Please copy out the lines in the entries that contain "true".
====== Material provided
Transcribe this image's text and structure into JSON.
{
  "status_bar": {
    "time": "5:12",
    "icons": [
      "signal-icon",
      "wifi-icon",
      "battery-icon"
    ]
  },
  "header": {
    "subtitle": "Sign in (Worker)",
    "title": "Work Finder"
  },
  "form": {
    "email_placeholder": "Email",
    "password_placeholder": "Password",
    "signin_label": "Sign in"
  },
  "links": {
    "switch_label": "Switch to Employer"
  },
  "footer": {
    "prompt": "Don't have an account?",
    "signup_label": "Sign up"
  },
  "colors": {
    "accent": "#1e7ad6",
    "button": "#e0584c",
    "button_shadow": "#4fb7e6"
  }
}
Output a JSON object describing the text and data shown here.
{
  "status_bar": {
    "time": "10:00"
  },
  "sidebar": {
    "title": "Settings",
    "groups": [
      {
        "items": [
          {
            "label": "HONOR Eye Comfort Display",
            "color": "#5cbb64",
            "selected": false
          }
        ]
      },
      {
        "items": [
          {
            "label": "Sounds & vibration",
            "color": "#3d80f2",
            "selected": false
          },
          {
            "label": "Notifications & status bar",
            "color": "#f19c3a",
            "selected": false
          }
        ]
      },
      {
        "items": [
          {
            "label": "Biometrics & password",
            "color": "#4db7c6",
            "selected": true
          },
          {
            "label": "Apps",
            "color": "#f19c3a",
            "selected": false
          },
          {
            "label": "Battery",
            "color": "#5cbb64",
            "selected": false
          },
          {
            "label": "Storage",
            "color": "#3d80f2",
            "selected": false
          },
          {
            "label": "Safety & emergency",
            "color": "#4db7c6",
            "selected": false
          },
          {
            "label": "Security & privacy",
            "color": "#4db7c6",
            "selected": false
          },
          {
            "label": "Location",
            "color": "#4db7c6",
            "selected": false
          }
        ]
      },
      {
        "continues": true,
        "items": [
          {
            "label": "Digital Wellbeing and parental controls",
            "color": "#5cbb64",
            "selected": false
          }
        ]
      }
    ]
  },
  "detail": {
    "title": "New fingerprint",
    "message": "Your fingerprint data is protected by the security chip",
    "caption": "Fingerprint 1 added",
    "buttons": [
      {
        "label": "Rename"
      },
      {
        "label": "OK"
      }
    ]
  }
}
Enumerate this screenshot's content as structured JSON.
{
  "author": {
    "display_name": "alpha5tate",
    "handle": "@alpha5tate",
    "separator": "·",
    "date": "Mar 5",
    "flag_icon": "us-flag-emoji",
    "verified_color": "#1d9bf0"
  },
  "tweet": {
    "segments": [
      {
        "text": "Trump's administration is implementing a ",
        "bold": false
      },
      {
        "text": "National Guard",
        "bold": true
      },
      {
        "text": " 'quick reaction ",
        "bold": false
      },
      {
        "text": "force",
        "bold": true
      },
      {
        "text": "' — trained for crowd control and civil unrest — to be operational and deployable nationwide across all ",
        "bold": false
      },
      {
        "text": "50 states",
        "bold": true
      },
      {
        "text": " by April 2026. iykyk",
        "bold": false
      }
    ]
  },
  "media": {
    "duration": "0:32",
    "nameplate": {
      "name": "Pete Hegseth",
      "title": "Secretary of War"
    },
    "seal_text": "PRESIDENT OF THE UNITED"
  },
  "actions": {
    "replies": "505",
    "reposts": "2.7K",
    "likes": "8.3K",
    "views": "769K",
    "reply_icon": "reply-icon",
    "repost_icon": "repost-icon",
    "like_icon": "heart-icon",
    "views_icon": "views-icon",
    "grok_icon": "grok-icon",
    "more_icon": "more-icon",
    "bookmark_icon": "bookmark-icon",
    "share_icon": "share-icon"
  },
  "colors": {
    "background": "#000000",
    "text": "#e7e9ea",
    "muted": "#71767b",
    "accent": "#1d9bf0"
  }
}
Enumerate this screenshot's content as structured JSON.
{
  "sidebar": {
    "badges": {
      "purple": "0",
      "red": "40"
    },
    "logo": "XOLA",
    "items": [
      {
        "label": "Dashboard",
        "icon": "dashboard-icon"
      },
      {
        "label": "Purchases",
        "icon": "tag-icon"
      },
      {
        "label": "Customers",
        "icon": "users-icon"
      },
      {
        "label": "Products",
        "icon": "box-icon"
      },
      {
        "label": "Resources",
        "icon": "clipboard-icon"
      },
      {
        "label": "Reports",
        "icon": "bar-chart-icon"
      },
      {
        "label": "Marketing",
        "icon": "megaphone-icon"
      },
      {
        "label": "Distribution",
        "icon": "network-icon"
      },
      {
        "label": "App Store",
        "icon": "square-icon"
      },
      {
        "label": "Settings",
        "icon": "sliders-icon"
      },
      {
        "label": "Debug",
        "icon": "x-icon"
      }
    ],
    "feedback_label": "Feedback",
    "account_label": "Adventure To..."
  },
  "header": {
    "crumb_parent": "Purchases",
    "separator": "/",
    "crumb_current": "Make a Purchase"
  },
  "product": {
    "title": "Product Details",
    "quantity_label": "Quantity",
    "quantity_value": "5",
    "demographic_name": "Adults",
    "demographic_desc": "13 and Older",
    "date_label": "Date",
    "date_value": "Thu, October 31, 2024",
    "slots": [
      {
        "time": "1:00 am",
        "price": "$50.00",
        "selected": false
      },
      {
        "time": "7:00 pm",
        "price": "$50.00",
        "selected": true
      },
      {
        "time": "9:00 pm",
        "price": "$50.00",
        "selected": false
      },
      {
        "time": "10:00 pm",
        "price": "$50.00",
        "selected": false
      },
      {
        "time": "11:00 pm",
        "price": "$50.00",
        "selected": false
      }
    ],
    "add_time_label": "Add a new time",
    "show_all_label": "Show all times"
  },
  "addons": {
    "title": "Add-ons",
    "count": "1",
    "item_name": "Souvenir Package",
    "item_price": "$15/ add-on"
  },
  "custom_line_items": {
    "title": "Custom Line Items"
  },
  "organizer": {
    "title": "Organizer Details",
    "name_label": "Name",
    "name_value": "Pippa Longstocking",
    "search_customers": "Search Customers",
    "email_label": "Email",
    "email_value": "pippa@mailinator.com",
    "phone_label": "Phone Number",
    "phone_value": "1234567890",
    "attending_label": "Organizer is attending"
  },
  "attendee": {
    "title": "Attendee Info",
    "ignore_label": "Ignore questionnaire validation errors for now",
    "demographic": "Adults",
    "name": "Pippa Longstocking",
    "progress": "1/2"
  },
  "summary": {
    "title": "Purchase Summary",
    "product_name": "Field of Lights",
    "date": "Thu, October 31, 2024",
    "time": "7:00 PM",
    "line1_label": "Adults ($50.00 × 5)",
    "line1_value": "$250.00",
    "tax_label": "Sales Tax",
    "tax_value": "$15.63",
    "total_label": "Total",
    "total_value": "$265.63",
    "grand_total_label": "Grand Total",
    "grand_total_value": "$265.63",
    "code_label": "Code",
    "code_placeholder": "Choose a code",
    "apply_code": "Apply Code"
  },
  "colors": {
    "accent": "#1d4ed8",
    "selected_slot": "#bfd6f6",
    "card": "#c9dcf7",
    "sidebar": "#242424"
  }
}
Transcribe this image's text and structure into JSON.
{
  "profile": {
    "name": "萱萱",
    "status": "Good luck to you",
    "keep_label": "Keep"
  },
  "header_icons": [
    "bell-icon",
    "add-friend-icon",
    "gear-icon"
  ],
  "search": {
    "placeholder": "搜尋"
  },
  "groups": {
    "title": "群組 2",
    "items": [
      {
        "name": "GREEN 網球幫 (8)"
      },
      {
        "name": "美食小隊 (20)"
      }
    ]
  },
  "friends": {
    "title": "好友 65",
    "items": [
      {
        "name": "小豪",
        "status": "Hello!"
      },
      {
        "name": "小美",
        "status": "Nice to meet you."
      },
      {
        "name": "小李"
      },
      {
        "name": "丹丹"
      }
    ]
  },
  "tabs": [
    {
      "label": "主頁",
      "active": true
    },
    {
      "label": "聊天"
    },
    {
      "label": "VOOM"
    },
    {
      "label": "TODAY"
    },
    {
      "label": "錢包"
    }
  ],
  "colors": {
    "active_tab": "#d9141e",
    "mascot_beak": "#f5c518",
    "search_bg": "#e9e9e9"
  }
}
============
*Expected answer*.
            "selected": true
        "continues": true,
        "bold": true
        "bold": true
        "bold": true
        "selected": true
      "active": true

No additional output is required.